→ Task statement
Repeat the records in full and exactly, omitting pictures.

Stored data:
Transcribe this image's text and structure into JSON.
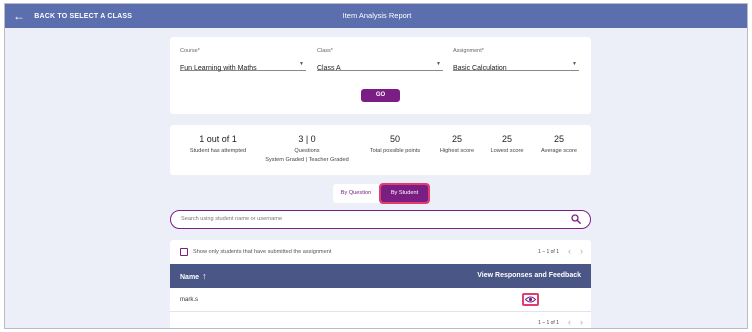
{
  "header": {
    "back_label": "BACK TO SELECT A CLASS",
    "title": "Item Analysis Report"
  },
  "filters": {
    "course": {
      "label": "Course*",
      "value": "Fun Learning with Maths"
    },
    "class": {
      "label": "Class*",
      "value": "Class A"
    },
    "assignment": {
      "label": "Assignment*",
      "value": "Basic Calculation"
    },
    "go_label": "GO"
  },
  "stats": [
    {
      "value": "1 out of 1",
      "label": "Student has attempted",
      "sublabel": ""
    },
    {
      "value": "3 | 0",
      "label": "Questions",
      "sublabel": "System Graded | Teacher Graded"
    },
    {
      "value": "50",
      "label": "Total possible points",
      "sublabel": ""
    },
    {
      "value": "25",
      "label": "Highest score",
      "sublabel": ""
    },
    {
      "value": "25",
      "label": "Lowest score",
      "sublabel": ""
    },
    {
      "value": "25",
      "label": "Average score",
      "sublabel": ""
    }
  ],
  "view_toggle": {
    "by_question": "By Question",
    "by_student": "By Student",
    "selected": "By Student"
  },
  "search": {
    "placeholder": "Search using student name or username"
  },
  "table": {
    "filter_label": "Show only students that have submitted the assignment",
    "pagination_top": "1 – 1 of 1",
    "pagination_bottom": "1 – 1 of 1",
    "columns": {
      "name": "Name",
      "action": "View Responses and Feedback"
    },
    "rows": [
      {
        "name": "mark.s"
      }
    ]
  },
  "icons": {
    "back": "arrow-left-icon",
    "search": "search-icon",
    "sort": "arrow-up-icon",
    "view": "eye-icon",
    "prev": "chevron-left-icon",
    "next": "chevron-right-icon"
  },
  "colors": {
    "header_bar": "#5b6faf",
    "table_header": "#4a5686",
    "primary": "#7b1e84",
    "highlight": "#e23d6d",
    "page_background": "#eceef8"
  }
}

→ Task solution
Transcribe this image's text and structure into JSON.
{
  "header": {
    "back_label": "BACK TO SELECT A CLASS",
    "title": "Item Analysis Report"
  },
  "filters": {
    "course": {
      "label": "Course*",
      "value": "Fun Learning with Maths"
    },
    "class": {
      "label": "Class*",
      "value": "Class A"
    },
    "assignment": {
      "label": "Assignment*",
      "value": "Basic Calculation"
    },
    "go_label": "GO"
  },
  "stats": [
    {
      "value": "1 out of 1",
      "label": "Student has attempted",
      "sublabel": ""
    },
    {
      "value": "3 | 0",
      "label": "Questions",
      "sublabel": "System Graded | Teacher Graded"
    },
    {
      "value": "50",
      "label": "Total possible points",
      "sublabel": ""
    },
    {
      "value": "25",
      "label": "Highest score",
      "sublabel": ""
    },
    {
      "value": "25",
      "label": "Lowest score",
      "sublabel": ""
    },
    {
      "value": "25",
      "label": "Average score",
      "sublabel": ""
    }
  ],
  "view_toggle": {
    "by_question": "By Question",
    "by_student": "By Student",
    "selected": "By Student"
  },
  "search": {
    "placeholder": "Search using student name or username"
  },
  "table": {
    "filter_label": "Show only students that have submitted the assignment",
    "pagination_top": "1 – 1 of 1",
    "pagination_bottom": "1 – 1 of 1",
    "columns": {
      "name": "Name",
      "action": "View Responses and Feedback"
    },
    "rows": [
      {
        "name": "mark.s"
      }
    ]
  },
  "icons": {
    "back": "arrow-left-icon",
    "search": "search-icon",
    "sort": "arrow-up-icon",
    "view": "eye-icon",
    "prev": "chevron-left-icon",
    "next": "chevron-right-icon"
  },
  "colors": {
    "header_bar": "#5b6faf",
    "table_header": "#4a5686",
    "primary": "#7b1e84",
    "highlight": "#e23d6d",
    "page_background": "#eceef8"
  }
}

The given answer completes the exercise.